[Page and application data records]

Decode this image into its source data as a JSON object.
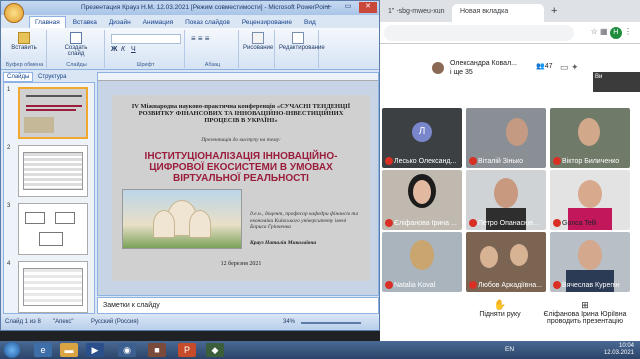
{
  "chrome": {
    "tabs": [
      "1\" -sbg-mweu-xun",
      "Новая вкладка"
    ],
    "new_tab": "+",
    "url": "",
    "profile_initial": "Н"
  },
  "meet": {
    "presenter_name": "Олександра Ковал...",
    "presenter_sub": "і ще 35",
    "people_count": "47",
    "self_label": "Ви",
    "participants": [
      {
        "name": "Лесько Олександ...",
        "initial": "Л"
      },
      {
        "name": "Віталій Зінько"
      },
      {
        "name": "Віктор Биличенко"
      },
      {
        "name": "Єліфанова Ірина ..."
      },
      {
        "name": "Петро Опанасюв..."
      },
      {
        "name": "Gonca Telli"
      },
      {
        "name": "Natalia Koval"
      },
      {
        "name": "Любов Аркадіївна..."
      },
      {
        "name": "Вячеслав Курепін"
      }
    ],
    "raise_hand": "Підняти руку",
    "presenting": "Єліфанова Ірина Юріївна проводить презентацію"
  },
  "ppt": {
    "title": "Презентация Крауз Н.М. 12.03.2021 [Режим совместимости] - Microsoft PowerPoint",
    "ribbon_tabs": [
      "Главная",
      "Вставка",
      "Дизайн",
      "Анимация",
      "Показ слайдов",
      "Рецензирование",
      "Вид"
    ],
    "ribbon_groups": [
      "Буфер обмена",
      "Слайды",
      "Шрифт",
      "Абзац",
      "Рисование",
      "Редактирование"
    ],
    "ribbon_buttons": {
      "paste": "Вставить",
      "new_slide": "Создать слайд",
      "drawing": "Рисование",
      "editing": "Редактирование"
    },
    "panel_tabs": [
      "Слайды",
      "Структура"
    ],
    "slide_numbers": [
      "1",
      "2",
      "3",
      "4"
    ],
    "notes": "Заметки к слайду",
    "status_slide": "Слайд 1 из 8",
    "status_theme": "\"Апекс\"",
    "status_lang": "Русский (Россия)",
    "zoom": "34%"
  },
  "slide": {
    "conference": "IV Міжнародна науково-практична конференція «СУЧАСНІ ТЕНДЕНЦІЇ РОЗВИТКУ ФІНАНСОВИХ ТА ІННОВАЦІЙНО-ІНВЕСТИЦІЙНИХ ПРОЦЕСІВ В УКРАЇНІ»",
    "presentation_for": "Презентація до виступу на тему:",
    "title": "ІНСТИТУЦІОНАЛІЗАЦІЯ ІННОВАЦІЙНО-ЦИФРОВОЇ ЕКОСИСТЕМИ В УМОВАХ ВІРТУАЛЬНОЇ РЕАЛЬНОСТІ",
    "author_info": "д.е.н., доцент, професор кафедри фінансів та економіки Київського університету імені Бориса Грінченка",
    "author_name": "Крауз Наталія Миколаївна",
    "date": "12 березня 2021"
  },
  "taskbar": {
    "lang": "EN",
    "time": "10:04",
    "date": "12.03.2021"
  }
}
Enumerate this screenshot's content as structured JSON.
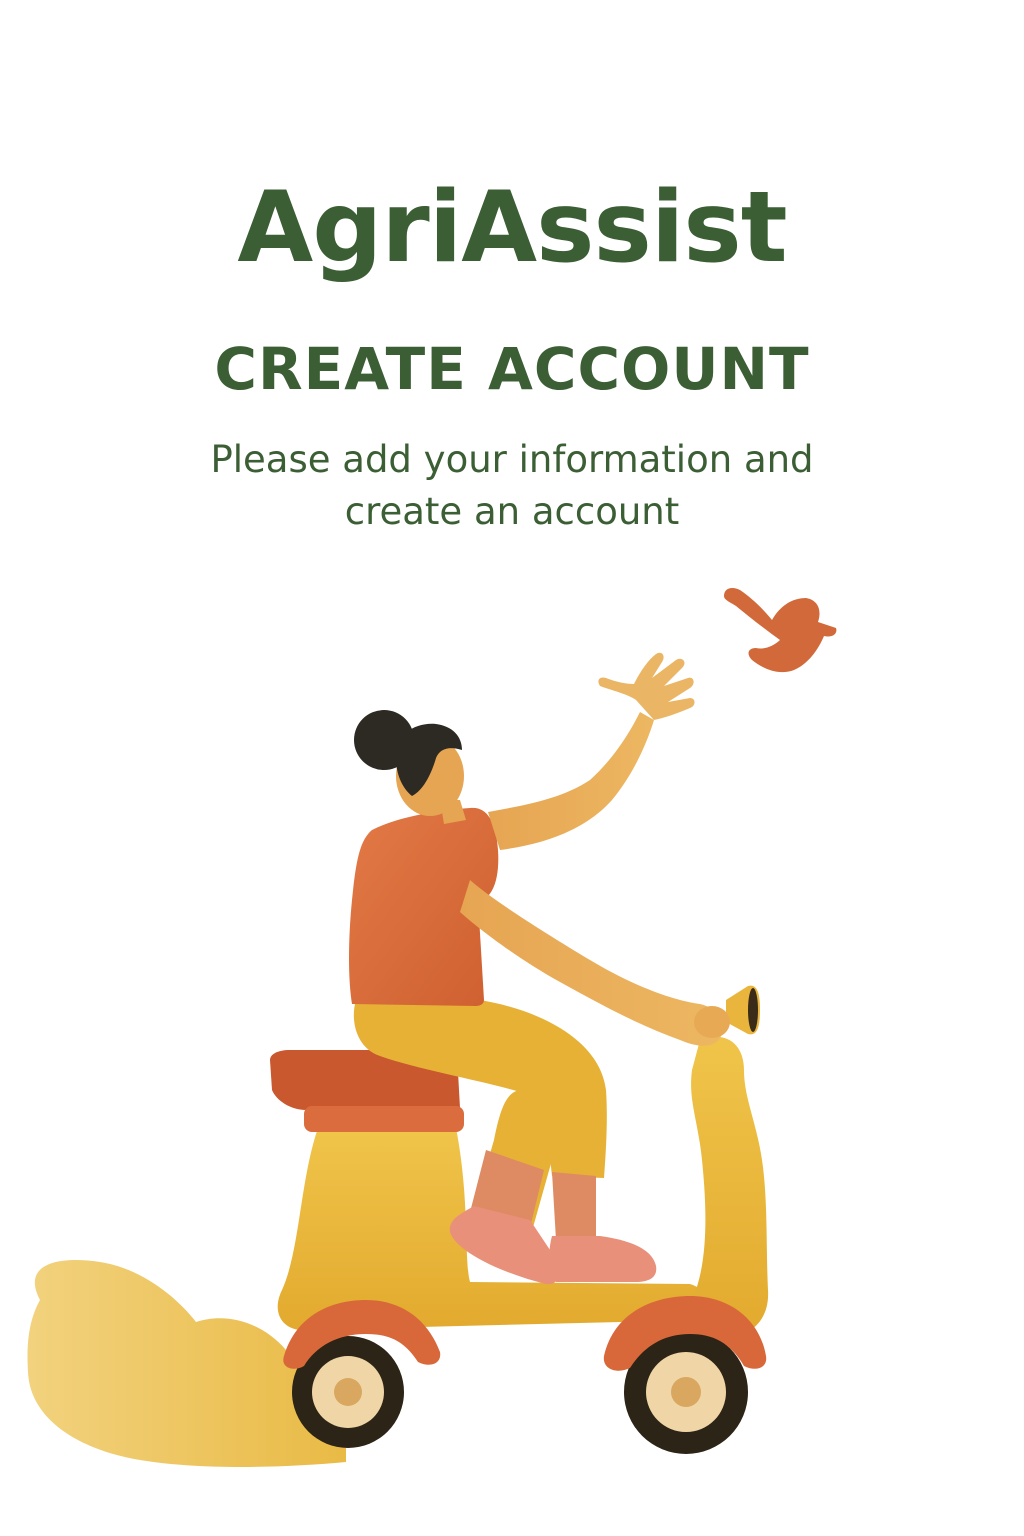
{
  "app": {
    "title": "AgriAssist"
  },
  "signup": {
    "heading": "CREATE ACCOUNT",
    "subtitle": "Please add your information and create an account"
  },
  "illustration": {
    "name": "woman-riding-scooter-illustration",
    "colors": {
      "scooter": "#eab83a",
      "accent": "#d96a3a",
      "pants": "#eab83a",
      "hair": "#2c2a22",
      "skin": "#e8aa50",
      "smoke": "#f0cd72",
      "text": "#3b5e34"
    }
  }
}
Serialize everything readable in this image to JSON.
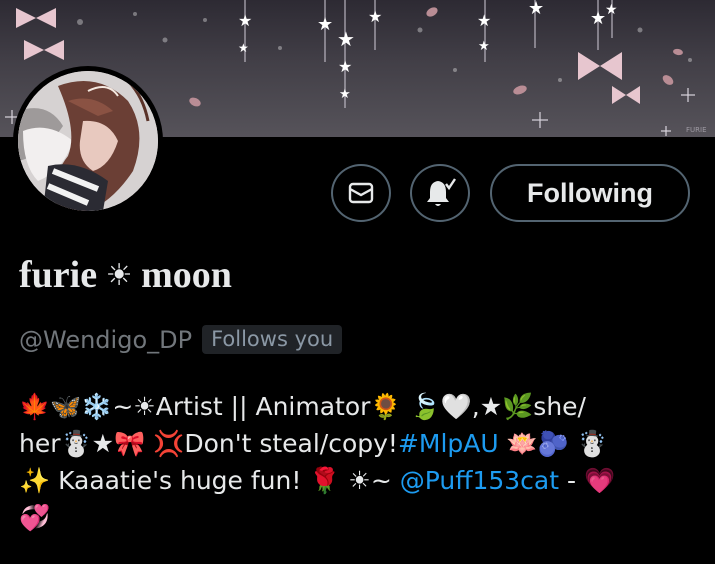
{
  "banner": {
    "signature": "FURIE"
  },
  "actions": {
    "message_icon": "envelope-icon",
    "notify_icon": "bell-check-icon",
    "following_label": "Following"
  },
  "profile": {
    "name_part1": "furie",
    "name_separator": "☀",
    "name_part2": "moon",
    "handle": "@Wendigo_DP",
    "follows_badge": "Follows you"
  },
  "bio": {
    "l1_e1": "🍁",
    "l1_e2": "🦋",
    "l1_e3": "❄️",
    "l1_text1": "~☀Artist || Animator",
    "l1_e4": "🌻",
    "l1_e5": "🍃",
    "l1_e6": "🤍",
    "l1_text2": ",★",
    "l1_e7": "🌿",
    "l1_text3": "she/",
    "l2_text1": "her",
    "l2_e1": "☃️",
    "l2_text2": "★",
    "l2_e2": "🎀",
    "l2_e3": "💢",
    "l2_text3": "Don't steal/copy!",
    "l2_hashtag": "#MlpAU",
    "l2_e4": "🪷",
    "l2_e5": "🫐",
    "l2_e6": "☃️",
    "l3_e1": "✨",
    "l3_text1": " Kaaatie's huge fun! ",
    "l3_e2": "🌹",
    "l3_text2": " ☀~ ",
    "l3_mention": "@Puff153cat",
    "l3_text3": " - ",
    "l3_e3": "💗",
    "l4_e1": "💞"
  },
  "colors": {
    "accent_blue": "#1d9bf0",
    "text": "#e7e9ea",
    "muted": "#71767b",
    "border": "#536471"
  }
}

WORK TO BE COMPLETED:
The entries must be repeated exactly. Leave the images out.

ANSWER BOX:
Decode this image into its source data as a JSON object.
{
  "chrome": {
    "tabs": [
      "1\" -sbg-mweu-xun",
      "Новая вкладка"
    ],
    "new_tab": "+",
    "url": "",
    "profile_initial": "Н"
  },
  "meet": {
    "presenter_name": "Олександра Ковал...",
    "presenter_sub": "і ще 35",
    "people_count": "47",
    "self_label": "Ви",
    "participants": [
      {
        "name": "Лесько Олександ...",
        "initial": "Л"
      },
      {
        "name": "Віталій Зінько"
      },
      {
        "name": "Віктор Биличенко"
      },
      {
        "name": "Єліфанова Ірина ..."
      },
      {
        "name": "Петро Опанасюв..."
      },
      {
        "name": "Gonca Telli"
      },
      {
        "name": "Natalia Koval"
      },
      {
        "name": "Любов Аркадіївна..."
      },
      {
        "name": "Вячеслав Курепін"
      }
    ],
    "raise_hand": "Підняти руку",
    "presenting": "Єліфанова Ірина Юріївна проводить презентацію"
  },
  "ppt": {
    "title": "Презентация Крауз Н.М. 12.03.2021 [Режим совместимости] - Microsoft PowerPoint",
    "ribbon_tabs": [
      "Главная",
      "Вставка",
      "Дизайн",
      "Анимация",
      "Показ слайдов",
      "Рецензирование",
      "Вид"
    ],
    "ribbon_groups": [
      "Буфер обмена",
      "Слайды",
      "Шрифт",
      "Абзац",
      "Рисование",
      "Редактирование"
    ],
    "ribbon_buttons": {
      "paste": "Вставить",
      "new_slide": "Создать слайд",
      "drawing": "Рисование",
      "editing": "Редактирование"
    },
    "panel_tabs": [
      "Слайды",
      "Структура"
    ],
    "slide_numbers": [
      "1",
      "2",
      "3",
      "4"
    ],
    "notes": "Заметки к слайду",
    "status_slide": "Слайд 1 из 8",
    "status_theme": "\"Апекс\"",
    "status_lang": "Русский (Россия)",
    "zoom": "34%"
  },
  "slide": {
    "conference": "IV Міжнародна науково-практична конференція «СУЧАСНІ ТЕНДЕНЦІЇ РОЗВИТКУ ФІНАНСОВИХ ТА ІННОВАЦІЙНО-ІНВЕСТИЦІЙНИХ ПРОЦЕСІВ В УКРАЇНІ»",
    "presentation_for": "Презентація до виступу на тему:",
    "title": "ІНСТИТУЦІОНАЛІЗАЦІЯ ІННОВАЦІЙНО-ЦИФРОВОЇ ЕКОСИСТЕМИ В УМОВАХ ВІРТУАЛЬНОЇ РЕАЛЬНОСТІ",
    "author_info": "д.е.н., доцент, професор кафедри фінансів та економіки Київського університету імені Бориса Грінченка",
    "author_name": "Крауз Наталія Миколаївна",
    "date": "12 березня 2021"
  },
  "taskbar": {
    "lang": "EN",
    "time": "10:04",
    "date": "12.03.2021"
  }
}
Enumerate this screenshot's content as structured JSON.
{
  "app": {
    "title": "AgriAssist"
  },
  "signup": {
    "heading": "CREATE ACCOUNT",
    "subtitle": "Please add your information and create an account"
  },
  "illustration": {
    "name": "woman-riding-scooter-illustration",
    "colors": {
      "scooter": "#eab83a",
      "accent": "#d96a3a",
      "pants": "#eab83a",
      "hair": "#2c2a22",
      "skin": "#e8aa50",
      "smoke": "#f0cd72",
      "text": "#3b5e34"
    }
  }
}
Serialize everything readable in this image to JSON.
{
  "banner": {
    "signature": "FURIE"
  },
  "actions": {
    "message_icon": "envelope-icon",
    "notify_icon": "bell-check-icon",
    "following_label": "Following"
  },
  "profile": {
    "name_part1": "furie",
    "name_separator": "☀",
    "name_part2": "moon",
    "handle": "@Wendigo_DP",
    "follows_badge": "Follows you"
  },
  "bio": {
    "l1_e1": "🍁",
    "l1_e2": "🦋",
    "l1_e3": "❄️",
    "l1_text1": "~☀Artist || Animator",
    "l1_e4": "🌻",
    "l1_e5": "🍃",
    "l1_e6": "🤍",
    "l1_text2": ",★",
    "l1_e7": "🌿",
    "l1_text3": "she/",
    "l2_text1": "her",
    "l2_e1": "☃️",
    "l2_text2": "★",
    "l2_e2": "🎀",
    "l2_e3": "💢",
    "l2_text3": "Don't steal/copy!",
    "l2_hashtag": "#MlpAU",
    "l2_e4": "🪷",
    "l2_e5": "🫐",
    "l2_e6": "☃️",
    "l3_e1": "✨",
    "l3_text1": " Kaaatie's huge fun! ",
    "l3_e2": "🌹",
    "l3_text2": " ☀~ ",
    "l3_mention": "@Puff153cat",
    "l3_text3": " - ",
    "l3_e3": "💗",
    "l4_e1": "💞"
  },
  "colors": {
    "accent_blue": "#1d9bf0",
    "text": "#e7e9ea",
    "muted": "#71767b",
    "border": "#536471"
  }
}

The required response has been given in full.